PROMPT: When a line of the entries contains "JSON", please list that line.

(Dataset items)
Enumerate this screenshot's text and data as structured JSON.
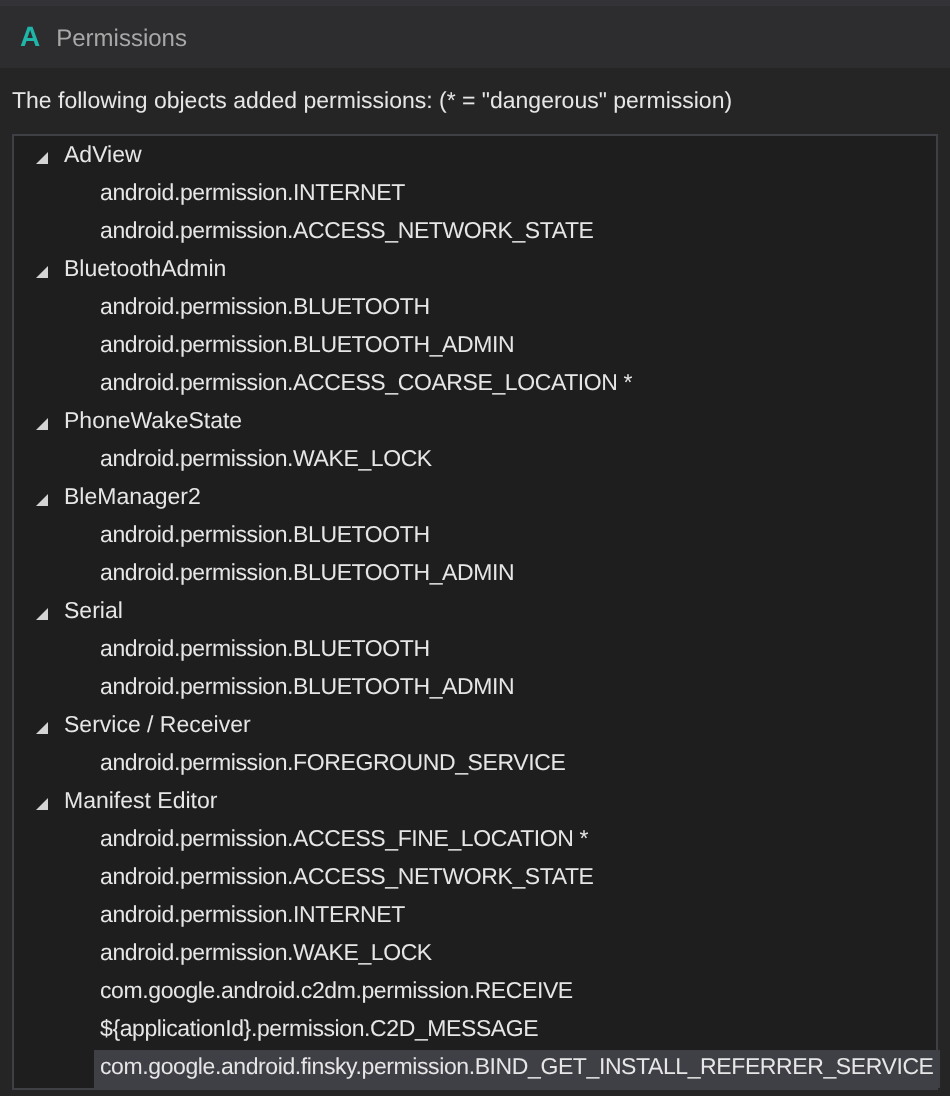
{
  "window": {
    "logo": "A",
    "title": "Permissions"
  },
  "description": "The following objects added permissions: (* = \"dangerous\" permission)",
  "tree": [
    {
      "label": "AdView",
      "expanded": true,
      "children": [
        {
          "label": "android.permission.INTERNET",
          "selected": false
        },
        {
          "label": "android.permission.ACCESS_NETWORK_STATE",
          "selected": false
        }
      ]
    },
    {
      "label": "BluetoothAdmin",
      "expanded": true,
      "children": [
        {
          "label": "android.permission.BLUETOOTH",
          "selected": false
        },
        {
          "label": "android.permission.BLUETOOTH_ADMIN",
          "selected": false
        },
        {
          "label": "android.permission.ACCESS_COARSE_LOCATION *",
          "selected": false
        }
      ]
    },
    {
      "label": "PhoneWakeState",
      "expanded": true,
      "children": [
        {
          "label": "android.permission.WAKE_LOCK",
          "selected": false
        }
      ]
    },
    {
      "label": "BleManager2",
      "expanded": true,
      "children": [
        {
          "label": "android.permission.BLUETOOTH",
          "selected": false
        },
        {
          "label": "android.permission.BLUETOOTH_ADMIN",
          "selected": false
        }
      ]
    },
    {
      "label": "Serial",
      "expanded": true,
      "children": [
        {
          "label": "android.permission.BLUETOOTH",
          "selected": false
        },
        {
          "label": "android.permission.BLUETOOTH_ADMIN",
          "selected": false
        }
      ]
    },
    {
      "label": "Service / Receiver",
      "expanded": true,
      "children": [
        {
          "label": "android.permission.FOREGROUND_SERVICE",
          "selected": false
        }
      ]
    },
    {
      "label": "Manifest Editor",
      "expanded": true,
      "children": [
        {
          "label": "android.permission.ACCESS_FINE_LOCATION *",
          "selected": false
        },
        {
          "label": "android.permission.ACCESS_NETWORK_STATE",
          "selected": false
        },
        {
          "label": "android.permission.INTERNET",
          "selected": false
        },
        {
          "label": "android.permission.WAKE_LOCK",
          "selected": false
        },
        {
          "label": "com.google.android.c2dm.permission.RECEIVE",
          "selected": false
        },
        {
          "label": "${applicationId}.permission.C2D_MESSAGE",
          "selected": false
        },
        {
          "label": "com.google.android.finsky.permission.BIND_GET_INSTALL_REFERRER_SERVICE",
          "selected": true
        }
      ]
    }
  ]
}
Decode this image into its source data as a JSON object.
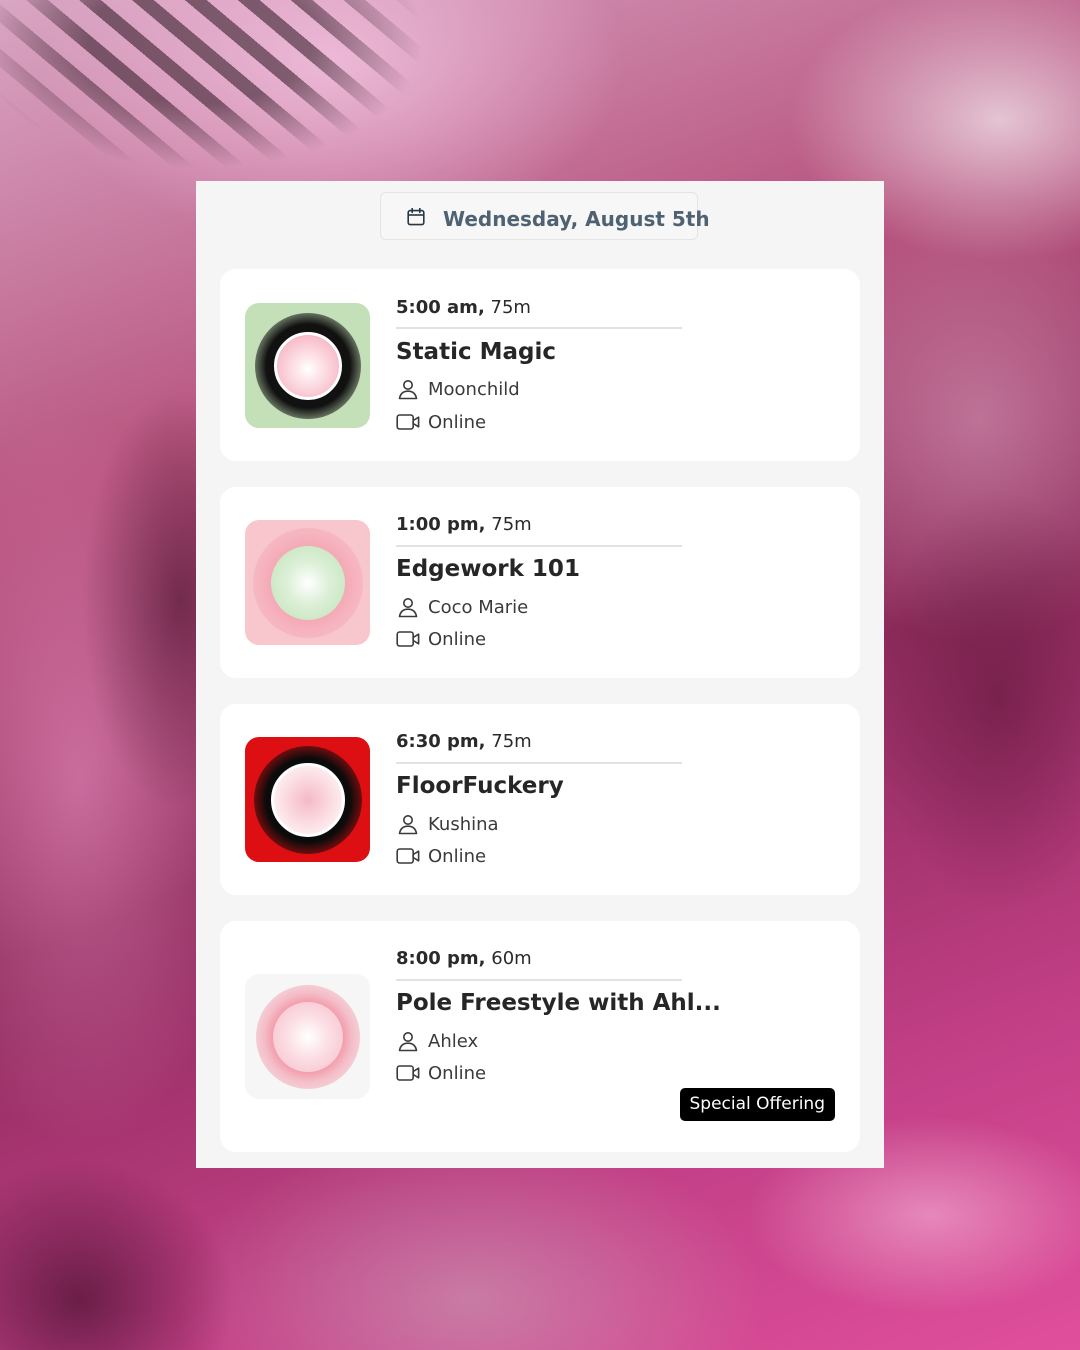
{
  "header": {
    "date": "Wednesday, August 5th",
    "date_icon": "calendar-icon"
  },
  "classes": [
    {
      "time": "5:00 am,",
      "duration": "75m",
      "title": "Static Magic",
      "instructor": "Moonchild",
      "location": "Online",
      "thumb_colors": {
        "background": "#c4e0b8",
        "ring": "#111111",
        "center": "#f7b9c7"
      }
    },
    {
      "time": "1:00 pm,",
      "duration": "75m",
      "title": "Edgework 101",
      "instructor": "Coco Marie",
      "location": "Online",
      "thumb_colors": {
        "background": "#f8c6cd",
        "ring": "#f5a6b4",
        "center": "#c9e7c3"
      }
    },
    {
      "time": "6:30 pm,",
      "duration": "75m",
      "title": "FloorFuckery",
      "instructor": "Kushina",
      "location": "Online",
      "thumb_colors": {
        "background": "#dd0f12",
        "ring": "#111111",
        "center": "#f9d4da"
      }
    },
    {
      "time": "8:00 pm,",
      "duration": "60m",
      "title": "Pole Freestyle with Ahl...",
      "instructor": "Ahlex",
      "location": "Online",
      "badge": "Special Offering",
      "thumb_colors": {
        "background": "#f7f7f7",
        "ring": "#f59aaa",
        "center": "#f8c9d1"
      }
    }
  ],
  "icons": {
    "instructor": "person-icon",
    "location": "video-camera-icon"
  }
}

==

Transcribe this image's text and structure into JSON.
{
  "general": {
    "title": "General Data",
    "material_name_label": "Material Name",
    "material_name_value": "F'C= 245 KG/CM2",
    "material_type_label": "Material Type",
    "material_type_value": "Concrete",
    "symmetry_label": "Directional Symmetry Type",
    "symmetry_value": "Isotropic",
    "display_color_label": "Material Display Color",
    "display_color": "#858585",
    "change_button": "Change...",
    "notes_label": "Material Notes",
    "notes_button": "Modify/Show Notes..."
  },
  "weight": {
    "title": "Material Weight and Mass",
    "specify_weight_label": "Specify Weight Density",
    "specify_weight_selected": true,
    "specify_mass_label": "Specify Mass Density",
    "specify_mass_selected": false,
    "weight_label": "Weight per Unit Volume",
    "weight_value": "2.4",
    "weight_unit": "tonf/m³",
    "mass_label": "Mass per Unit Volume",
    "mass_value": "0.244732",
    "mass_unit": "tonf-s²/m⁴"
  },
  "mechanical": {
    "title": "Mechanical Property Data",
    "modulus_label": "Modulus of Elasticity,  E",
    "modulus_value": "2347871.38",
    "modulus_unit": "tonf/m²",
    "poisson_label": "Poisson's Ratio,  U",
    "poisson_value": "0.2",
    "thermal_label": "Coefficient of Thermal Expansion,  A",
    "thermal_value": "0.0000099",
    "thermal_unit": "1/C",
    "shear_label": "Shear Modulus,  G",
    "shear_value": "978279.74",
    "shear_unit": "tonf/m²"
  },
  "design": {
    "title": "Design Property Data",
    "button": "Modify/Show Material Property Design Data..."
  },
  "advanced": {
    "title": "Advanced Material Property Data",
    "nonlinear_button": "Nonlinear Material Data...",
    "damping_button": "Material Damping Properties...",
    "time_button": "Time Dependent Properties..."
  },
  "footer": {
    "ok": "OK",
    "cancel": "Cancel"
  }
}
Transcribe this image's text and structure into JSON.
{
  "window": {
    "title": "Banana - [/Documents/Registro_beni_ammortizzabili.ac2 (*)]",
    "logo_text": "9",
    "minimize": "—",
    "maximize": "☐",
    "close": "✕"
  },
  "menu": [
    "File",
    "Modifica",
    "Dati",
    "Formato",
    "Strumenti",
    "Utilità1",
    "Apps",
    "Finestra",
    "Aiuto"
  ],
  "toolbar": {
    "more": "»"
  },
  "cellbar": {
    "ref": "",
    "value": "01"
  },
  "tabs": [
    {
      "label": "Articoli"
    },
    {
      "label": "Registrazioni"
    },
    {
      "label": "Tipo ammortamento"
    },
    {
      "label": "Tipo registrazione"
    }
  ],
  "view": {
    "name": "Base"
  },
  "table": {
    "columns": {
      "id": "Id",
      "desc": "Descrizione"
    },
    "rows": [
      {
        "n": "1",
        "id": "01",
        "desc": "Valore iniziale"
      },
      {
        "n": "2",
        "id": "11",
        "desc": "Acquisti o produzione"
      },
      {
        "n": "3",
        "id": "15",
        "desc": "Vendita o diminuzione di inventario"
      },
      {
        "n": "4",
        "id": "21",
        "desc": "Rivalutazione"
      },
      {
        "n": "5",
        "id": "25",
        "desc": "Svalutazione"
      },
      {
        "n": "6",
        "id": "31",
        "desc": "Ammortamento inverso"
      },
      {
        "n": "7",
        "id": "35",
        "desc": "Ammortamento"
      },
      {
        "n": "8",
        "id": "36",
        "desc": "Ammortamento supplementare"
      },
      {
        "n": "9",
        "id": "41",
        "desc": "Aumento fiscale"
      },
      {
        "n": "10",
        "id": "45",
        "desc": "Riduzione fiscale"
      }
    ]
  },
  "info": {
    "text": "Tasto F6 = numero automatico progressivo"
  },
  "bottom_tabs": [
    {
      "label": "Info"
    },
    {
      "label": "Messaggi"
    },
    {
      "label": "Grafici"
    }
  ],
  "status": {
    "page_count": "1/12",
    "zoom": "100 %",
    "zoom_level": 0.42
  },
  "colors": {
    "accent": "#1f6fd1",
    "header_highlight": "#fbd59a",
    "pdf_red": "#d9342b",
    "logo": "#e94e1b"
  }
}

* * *

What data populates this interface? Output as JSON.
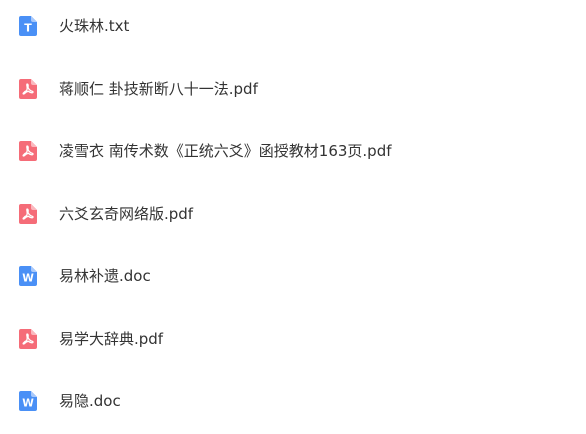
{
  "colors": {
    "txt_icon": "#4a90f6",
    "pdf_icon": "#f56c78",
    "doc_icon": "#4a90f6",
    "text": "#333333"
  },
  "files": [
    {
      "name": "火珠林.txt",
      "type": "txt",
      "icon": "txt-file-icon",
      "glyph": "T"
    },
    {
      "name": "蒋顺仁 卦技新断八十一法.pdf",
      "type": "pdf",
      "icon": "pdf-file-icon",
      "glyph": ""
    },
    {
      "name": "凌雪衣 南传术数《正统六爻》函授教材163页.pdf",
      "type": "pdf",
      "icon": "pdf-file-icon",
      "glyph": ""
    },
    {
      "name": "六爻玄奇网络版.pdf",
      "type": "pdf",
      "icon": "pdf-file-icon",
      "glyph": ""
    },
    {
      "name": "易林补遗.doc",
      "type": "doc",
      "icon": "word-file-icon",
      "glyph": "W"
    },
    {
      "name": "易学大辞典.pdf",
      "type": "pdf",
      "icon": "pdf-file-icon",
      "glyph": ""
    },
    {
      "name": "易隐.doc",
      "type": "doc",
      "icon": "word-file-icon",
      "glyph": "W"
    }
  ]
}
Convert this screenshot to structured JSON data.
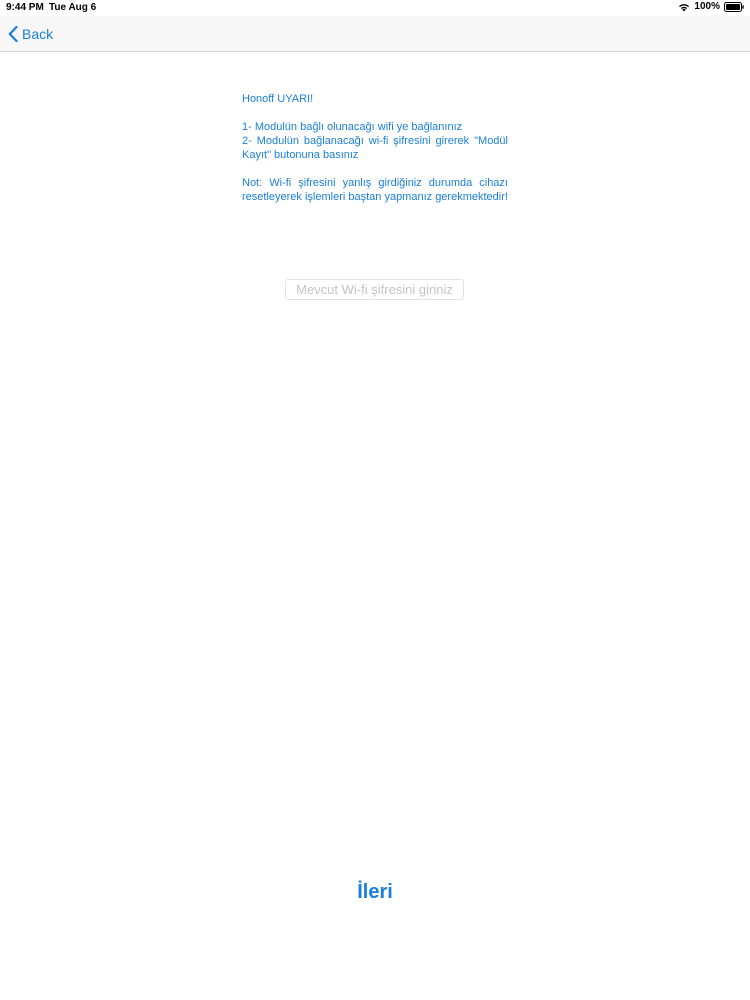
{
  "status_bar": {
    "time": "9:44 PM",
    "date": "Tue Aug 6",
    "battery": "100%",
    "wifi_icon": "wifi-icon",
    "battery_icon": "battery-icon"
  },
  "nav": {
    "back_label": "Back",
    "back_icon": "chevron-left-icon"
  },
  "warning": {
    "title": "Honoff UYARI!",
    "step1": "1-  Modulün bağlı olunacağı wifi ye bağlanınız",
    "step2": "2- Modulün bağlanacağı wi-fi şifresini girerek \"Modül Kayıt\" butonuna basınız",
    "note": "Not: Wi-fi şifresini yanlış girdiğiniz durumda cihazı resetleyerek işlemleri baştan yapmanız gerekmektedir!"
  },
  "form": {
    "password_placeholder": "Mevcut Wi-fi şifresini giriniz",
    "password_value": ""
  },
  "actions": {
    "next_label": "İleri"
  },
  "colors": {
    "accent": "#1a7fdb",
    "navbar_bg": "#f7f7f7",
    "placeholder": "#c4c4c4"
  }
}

ANSWER SPACE:
Enumerate this screenshot's text and data as structured JSON.
Decode this image into its source data as a JSON object.
Transcribe this image's text and structure into JSON.
Transcribe this image's text and structure into JSON.
What data populates this interface? Output as JSON.
Convert this screenshot to structured JSON data.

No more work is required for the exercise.